Utah State University Diversity Council
- Healthy Sexuality Workshops
Wednesdays in April
April 2, 9, 16, 23, 2013
12:30 p.m. – 1:30 p.m.
- Inclusive Excellence Research Week Event
Tuesday, April 8, 2014
1:00 – 3:00 p.m.
- Center for Women and Gender Spring Luncheon
Thursday, April 10, 2014
Haight Alumni Center
- UVU Conference on Autism
Friday, April 11, 2014
9:00 a.m. – 4:00 p.m.
UVU, Sorensen Student Center
- It Was Rape' Film Screening
Tuesday, April 15, 2014
- Walk A Mile In Her Shoes
Wednesday, April 16, 2014
11:00 a.m. – 1:00 p.m.
Campus Store Hallway in the TSC
- Utah State University Annual Luau
Wednesday, April 16, 2014
Dinner from 5 – 7 p.m.; Show @ 7:3
$7 for dinner; show is free
USU Taggart Student Center – Dinner on the Patio, show in the Ballroom
- Breaking Barriers Immigration Forum
Hosted by the USU Spanish Ambassadors
Thursday, April 10
- Center for Women & Gender P & T Celebration
Thursday, April 17, 2014
- Autism Council of Utah Annual Meeting
Wednesday, April 23, 2014
9:00 a.m. – 11:00 a.m.
Capitol Building, Salt Lake City
April is Autism & Sexual Assault Awareness Month
Autism Awareness Month
Autism statistics from the U.S. Centers for Disease Control and Prevention (CDC) identify around 1 in 88 American children as on the autism spectrum; a ten-fold increase in prevalence in 40 years.

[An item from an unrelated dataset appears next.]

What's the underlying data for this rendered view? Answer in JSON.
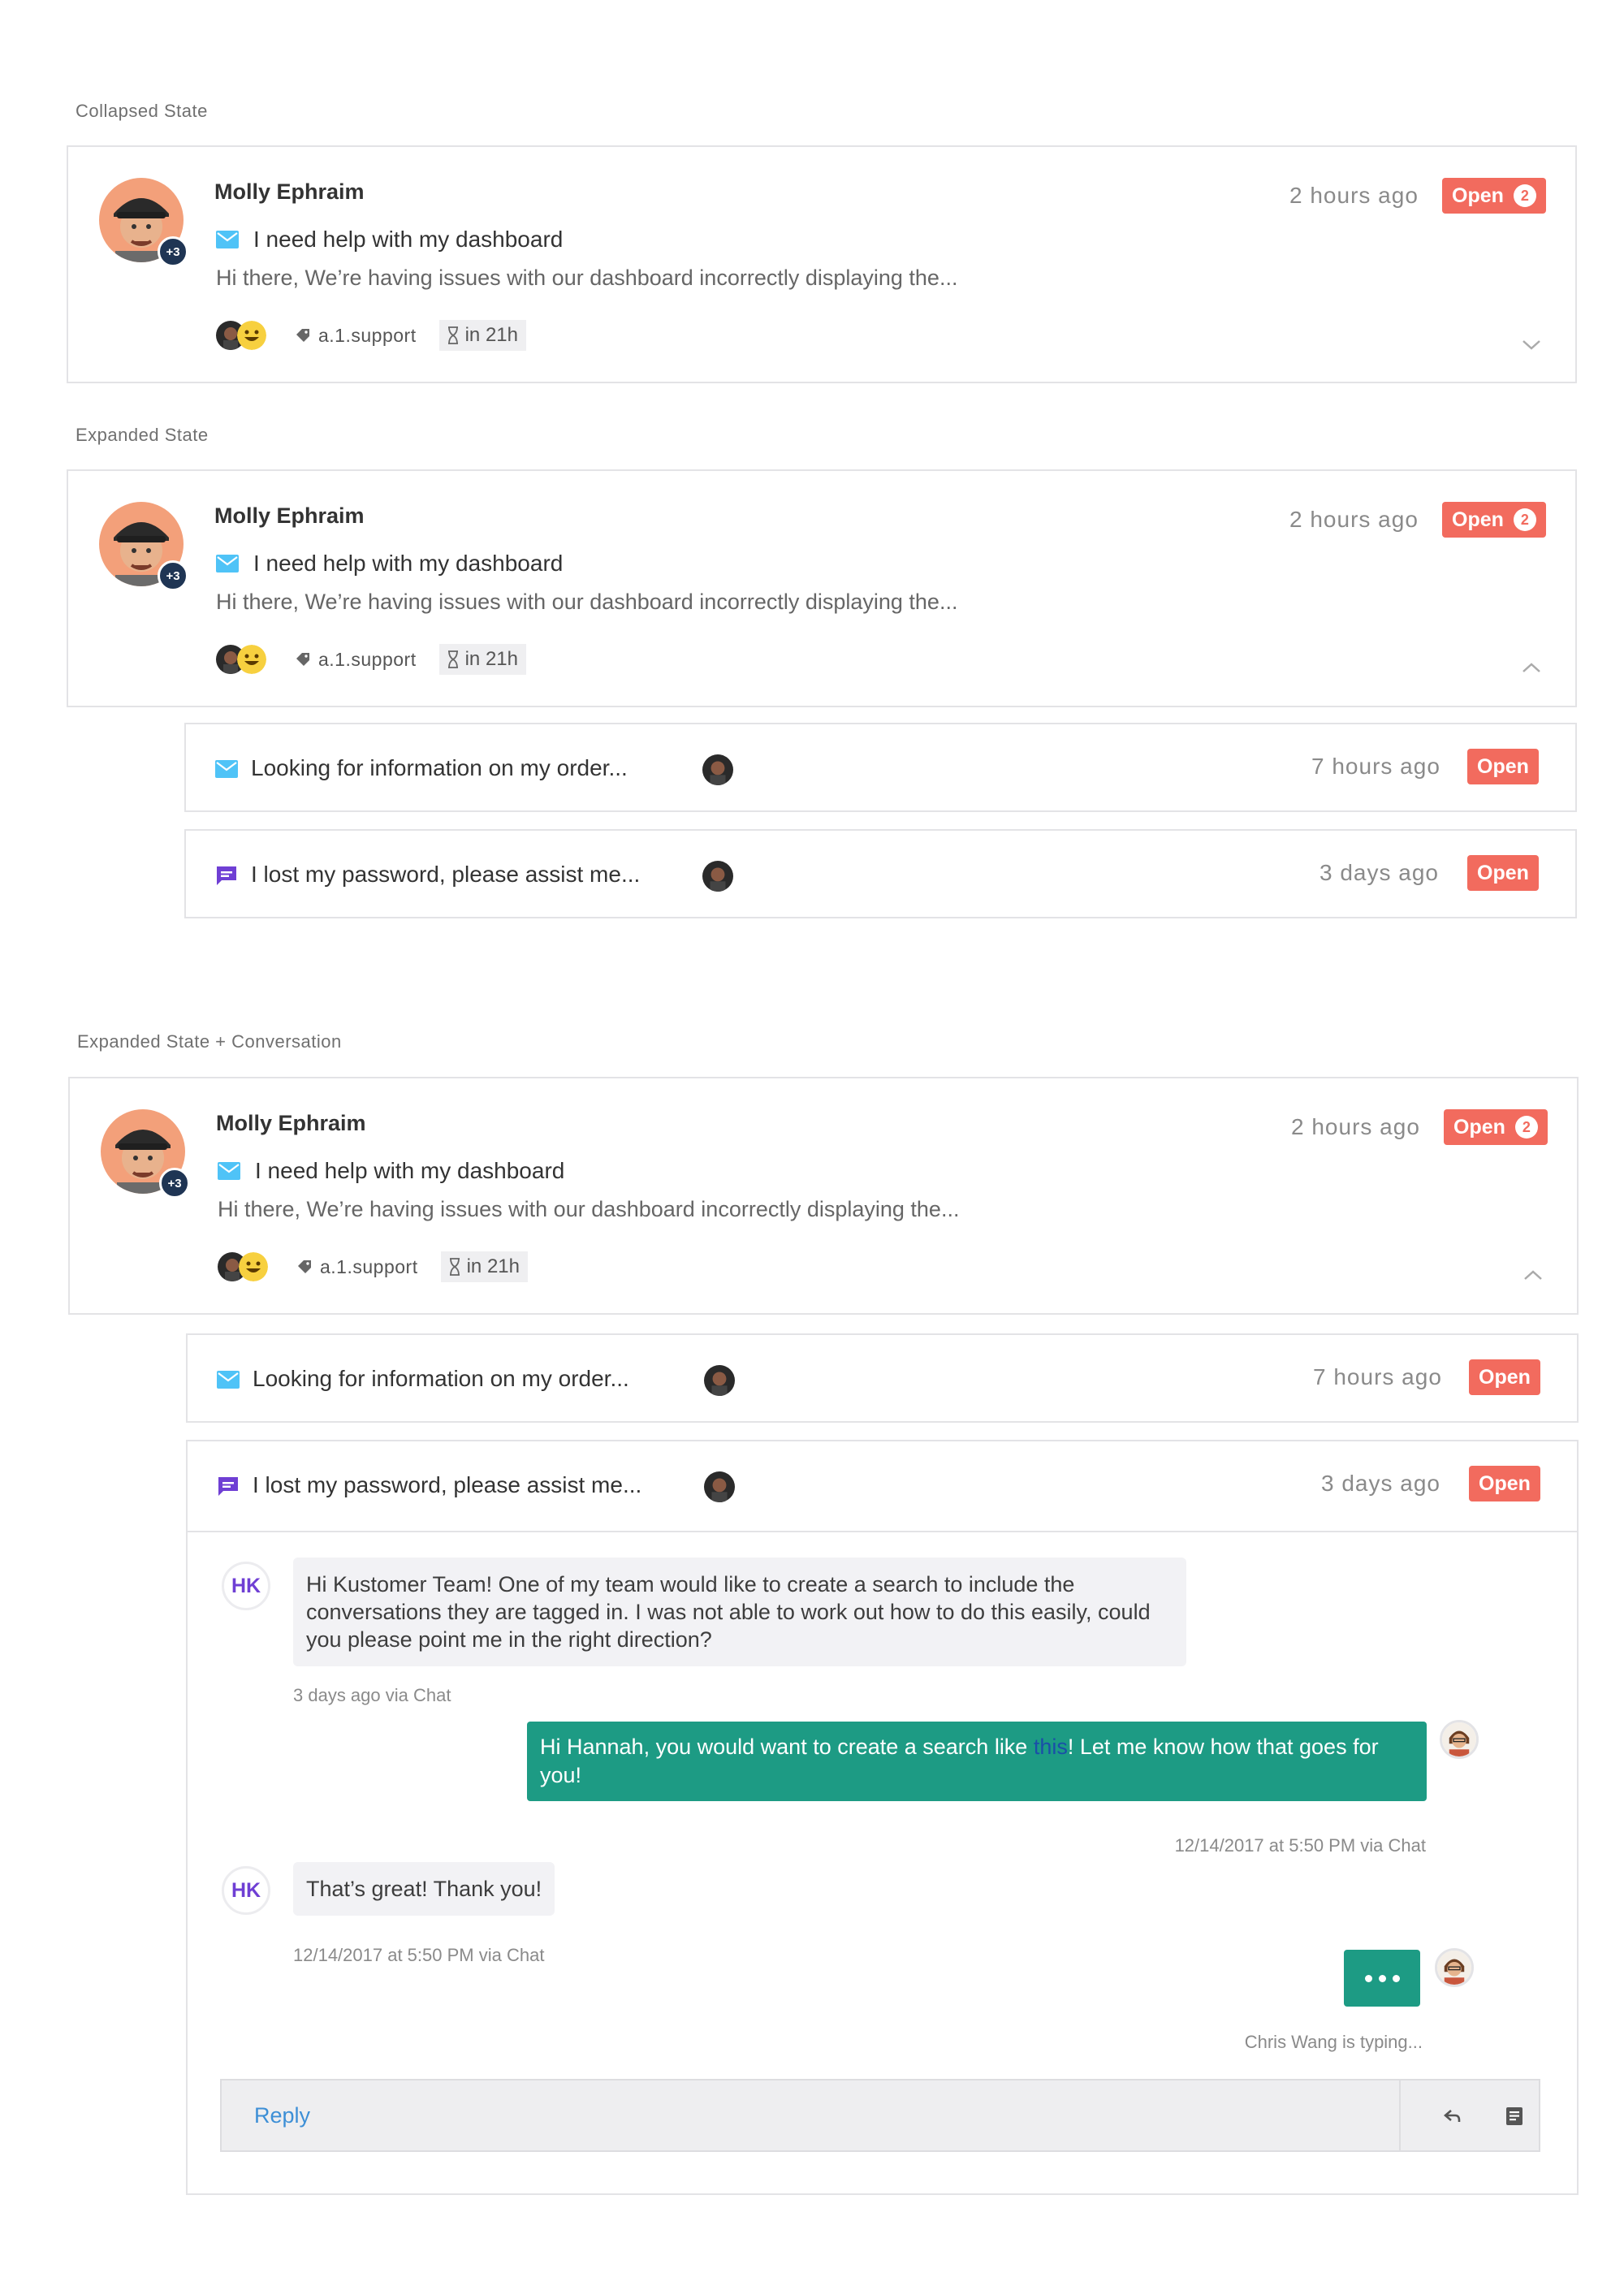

In order to highlight the growing need for concern and awareness about autism, the Autism Society has been celebrating National Autism Awareness Month since the 1970s. The United States recognizes April as a special opportunity to educate the public about autism and issues within the autism community.
The Autism Society was founded in 1965 and provides education, resources, and referral services for families who need assistance dealing with Autism. Autism Awareness Month is one of the key months for the organization as they engage in numerous outreach activities. The organization encourages people to contact their local legislators, hold special events in their communities and become educated about Autism.
Sexual Assault Awareness Month
Sexual Assault Awareness Month’s beginnings trace back to the late 1970s in the United Kingdom. Women organized women-only protests in direct response to an upsurge in violence that women were enduring as they walked the streets at night. As time went by, the activities became more organized and the movement spread into the United States. In April of 1978, the first ever Take Back The Night march took place in San Francisco and New York City. Sexual Assault Awareness Month was first observed nationally in April of 2001.
Sexual violence is a serious public health, human rights, and social justice issue affecting both men and women. Sexual Assault Awareness Month is often used to highlight and reinforce the need for worldwide prevention efforts. The World Health Organization estimates that 35% of women worldwide have experienced sexual violence in their lifetimes; in some countries, the likelihood is upwards of 70% that a woman will be sexually assaulted. The U.S. Department of Justice projects that one in four college women will experience an attempted or completed sexual assault before completing a college degree.
Please consider attending an event to support one or both of the populations highlighted above.